BEGIN

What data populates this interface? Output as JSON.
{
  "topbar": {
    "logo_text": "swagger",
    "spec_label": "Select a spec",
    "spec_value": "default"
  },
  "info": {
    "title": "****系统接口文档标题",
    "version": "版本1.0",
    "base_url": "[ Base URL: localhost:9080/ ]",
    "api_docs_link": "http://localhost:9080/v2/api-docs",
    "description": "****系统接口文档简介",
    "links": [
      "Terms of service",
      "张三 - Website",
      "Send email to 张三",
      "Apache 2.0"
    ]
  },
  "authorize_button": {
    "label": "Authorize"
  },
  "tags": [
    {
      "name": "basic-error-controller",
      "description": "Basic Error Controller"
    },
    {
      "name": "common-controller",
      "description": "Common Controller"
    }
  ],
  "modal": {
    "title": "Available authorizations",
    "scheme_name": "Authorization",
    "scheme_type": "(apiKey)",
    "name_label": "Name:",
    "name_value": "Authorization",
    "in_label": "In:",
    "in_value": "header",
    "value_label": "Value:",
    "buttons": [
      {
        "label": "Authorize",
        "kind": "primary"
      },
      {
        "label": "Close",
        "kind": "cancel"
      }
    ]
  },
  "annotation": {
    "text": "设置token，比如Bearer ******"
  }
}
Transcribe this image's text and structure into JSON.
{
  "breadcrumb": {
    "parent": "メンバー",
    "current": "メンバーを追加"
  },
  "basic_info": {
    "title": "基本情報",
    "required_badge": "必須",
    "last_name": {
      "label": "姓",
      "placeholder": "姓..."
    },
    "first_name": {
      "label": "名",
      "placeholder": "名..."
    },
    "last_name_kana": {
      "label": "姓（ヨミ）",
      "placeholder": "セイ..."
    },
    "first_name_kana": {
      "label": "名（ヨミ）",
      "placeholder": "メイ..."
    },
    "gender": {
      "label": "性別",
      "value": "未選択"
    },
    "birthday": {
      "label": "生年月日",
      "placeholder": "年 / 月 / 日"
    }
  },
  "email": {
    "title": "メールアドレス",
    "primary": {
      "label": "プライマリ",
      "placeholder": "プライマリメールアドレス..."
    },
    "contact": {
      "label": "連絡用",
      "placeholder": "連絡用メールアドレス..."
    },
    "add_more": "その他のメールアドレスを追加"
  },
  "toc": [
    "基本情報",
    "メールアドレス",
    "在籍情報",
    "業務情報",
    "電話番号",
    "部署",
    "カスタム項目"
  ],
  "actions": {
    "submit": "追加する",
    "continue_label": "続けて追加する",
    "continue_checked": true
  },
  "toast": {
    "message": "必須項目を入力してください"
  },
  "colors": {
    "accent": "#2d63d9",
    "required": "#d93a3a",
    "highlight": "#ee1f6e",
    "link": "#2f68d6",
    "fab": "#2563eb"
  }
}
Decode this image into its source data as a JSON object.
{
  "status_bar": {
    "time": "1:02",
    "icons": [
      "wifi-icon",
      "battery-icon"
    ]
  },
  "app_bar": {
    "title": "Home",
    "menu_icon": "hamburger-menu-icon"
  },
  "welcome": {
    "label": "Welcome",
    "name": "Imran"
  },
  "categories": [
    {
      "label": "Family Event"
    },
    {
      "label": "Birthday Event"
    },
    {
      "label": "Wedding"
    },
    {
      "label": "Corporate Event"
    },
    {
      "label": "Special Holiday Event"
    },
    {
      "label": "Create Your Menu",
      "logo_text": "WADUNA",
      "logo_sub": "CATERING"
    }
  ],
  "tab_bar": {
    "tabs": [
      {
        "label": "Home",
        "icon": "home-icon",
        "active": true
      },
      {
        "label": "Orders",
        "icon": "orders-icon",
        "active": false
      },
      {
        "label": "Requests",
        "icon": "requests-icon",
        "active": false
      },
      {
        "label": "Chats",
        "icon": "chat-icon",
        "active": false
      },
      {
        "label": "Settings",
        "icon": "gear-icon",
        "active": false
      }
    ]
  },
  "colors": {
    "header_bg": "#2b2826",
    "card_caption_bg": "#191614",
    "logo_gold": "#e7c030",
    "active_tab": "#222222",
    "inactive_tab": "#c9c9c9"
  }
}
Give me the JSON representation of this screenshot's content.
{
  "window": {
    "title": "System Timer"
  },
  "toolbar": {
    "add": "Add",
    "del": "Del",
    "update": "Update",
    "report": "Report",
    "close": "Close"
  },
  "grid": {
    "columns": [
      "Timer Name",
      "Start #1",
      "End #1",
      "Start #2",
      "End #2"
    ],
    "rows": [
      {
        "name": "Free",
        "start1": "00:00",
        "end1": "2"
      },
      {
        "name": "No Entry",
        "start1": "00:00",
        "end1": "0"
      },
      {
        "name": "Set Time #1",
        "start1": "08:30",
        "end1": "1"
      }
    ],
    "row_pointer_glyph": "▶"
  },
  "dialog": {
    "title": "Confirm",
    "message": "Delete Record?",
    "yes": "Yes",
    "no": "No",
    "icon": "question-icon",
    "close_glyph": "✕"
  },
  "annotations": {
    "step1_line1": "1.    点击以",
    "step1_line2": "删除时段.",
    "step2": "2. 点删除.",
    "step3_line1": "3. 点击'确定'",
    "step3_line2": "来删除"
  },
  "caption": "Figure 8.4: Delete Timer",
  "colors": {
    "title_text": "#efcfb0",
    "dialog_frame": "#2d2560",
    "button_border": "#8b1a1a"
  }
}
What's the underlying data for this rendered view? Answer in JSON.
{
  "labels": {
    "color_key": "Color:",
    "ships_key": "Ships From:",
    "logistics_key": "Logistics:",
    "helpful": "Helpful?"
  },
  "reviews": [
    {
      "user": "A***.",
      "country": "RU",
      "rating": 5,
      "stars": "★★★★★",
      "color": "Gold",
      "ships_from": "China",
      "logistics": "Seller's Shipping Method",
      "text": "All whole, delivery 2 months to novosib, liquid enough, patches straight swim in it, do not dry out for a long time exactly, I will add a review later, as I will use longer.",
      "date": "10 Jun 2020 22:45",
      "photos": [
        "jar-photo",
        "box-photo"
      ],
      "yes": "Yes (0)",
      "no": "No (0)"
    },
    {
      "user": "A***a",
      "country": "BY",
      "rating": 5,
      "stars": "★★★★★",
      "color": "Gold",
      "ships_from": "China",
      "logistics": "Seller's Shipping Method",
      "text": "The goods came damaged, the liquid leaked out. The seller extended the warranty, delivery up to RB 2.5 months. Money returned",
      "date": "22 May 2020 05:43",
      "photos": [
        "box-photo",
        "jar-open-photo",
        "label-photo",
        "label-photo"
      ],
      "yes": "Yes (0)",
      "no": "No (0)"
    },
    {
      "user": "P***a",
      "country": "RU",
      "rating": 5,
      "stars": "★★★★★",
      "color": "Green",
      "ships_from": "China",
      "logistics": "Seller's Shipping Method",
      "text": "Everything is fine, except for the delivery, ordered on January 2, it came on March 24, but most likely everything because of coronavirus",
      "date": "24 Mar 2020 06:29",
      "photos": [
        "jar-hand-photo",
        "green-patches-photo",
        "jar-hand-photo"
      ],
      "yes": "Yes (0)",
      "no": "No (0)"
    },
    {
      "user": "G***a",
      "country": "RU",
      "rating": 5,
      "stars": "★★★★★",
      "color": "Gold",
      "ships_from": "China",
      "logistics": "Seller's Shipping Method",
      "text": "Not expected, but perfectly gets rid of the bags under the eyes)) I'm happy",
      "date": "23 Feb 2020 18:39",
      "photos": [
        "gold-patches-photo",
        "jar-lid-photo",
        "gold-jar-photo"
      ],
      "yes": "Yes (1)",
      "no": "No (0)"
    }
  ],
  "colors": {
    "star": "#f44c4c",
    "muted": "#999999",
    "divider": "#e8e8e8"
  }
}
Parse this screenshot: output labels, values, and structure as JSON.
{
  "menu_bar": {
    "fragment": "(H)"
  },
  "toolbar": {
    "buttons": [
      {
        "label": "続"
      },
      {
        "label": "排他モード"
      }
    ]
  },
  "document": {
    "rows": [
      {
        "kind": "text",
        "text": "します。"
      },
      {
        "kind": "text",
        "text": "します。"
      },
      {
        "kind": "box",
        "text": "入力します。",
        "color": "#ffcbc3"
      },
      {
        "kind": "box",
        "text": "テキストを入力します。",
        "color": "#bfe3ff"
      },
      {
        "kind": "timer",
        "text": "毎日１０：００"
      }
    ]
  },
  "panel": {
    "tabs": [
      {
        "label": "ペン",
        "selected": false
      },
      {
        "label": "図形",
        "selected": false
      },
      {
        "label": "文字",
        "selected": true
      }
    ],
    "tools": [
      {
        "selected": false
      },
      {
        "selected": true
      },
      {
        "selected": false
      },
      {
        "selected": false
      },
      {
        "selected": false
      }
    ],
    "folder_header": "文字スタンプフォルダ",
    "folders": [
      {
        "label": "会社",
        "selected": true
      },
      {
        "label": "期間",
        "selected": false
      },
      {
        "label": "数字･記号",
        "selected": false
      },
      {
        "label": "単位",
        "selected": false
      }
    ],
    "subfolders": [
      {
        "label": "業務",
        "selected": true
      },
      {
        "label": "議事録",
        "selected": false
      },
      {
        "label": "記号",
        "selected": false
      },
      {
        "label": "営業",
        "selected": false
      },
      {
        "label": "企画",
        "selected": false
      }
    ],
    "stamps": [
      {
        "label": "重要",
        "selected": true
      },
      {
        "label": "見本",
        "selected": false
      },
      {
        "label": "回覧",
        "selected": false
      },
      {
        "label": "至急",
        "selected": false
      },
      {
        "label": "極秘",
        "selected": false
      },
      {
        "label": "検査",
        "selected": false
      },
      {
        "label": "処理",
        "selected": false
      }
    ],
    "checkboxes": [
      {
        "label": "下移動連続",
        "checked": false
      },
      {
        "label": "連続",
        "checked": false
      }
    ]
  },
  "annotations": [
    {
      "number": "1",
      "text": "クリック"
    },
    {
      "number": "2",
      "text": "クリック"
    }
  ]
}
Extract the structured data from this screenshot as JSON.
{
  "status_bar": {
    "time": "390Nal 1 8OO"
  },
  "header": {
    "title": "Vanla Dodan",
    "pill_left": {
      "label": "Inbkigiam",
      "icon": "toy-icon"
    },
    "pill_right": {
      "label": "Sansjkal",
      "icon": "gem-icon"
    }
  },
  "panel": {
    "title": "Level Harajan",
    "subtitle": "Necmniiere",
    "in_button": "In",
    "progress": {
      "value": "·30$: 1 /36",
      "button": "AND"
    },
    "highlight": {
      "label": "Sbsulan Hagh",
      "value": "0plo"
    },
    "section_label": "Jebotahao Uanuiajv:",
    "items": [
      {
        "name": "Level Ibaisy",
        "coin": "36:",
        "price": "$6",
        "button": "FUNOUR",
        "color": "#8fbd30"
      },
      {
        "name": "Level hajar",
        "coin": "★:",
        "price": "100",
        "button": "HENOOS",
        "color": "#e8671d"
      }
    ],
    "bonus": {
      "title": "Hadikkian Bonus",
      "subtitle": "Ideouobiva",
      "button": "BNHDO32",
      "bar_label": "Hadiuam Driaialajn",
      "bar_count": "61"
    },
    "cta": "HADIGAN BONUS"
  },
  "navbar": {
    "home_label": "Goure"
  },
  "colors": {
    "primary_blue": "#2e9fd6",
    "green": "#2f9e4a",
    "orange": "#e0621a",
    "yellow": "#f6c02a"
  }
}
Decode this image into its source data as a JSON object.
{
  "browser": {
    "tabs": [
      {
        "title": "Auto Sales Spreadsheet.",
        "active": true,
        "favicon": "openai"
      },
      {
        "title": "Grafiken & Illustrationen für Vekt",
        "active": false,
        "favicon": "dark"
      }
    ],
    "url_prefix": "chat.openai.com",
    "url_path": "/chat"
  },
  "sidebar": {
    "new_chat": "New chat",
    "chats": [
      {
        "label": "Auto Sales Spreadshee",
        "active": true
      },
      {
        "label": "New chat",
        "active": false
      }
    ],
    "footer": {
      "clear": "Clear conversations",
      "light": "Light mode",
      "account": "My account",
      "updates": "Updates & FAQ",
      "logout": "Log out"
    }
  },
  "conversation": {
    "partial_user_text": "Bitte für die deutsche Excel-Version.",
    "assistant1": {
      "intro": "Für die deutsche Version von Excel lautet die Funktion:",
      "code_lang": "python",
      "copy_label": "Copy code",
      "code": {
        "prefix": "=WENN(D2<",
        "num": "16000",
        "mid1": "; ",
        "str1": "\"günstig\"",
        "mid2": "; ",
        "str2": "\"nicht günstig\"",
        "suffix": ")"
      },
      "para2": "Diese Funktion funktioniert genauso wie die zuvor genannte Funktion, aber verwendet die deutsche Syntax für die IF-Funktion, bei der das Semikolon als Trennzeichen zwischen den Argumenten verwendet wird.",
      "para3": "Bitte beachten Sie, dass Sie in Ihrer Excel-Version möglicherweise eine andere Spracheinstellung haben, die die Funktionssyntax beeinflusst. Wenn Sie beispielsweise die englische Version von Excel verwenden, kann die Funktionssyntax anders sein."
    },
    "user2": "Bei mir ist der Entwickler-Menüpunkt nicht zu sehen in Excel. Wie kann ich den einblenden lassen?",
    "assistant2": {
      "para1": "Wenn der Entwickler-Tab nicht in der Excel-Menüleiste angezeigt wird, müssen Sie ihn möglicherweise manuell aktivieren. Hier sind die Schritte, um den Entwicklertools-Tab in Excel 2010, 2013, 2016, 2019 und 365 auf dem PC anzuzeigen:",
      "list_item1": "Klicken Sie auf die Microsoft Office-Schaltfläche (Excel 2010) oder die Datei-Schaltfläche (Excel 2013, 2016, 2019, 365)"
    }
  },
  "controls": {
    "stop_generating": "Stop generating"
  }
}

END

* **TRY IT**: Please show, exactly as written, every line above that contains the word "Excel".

* **ANSWER BOX**:
    "partial_user_text": "Bitte für die deutsche Excel-Version.",
      "intro": "Für die deutsche Version von Excel lautet die Funktion:",
      "para3": "Bitte beachten Sie, dass Sie in Ihrer Excel-Version möglicherweise eine andere Spracheinstellung haben, die die Funktionssyntax beeinflusst. Wenn Sie beispielsweise die englische Version von Excel verwenden, kann die Funktionssyntax anders sein."
    "user2": "Bei mir ist der Entwickler-Menüpunkt nicht zu sehen in Excel. Wie kann ich den einblenden lassen?",
      "para1": "Wenn der Entwickler-Tab nicht in der Excel-Menüleiste angezeigt wird, müssen Sie ihn möglicherweise manuell aktivieren. Hier sind die Schritte, um den Entwicklertools-Tab in Excel 2010, 2013, 2016, 2019 und 365 auf dem PC anzuzeigen:",
      "list_item1": "Klicken Sie auf die Microsoft Office-Schaltfläche (Excel 2010) oder die Datei-Schaltfläche (Excel 2013, 2016, 2019, 365)"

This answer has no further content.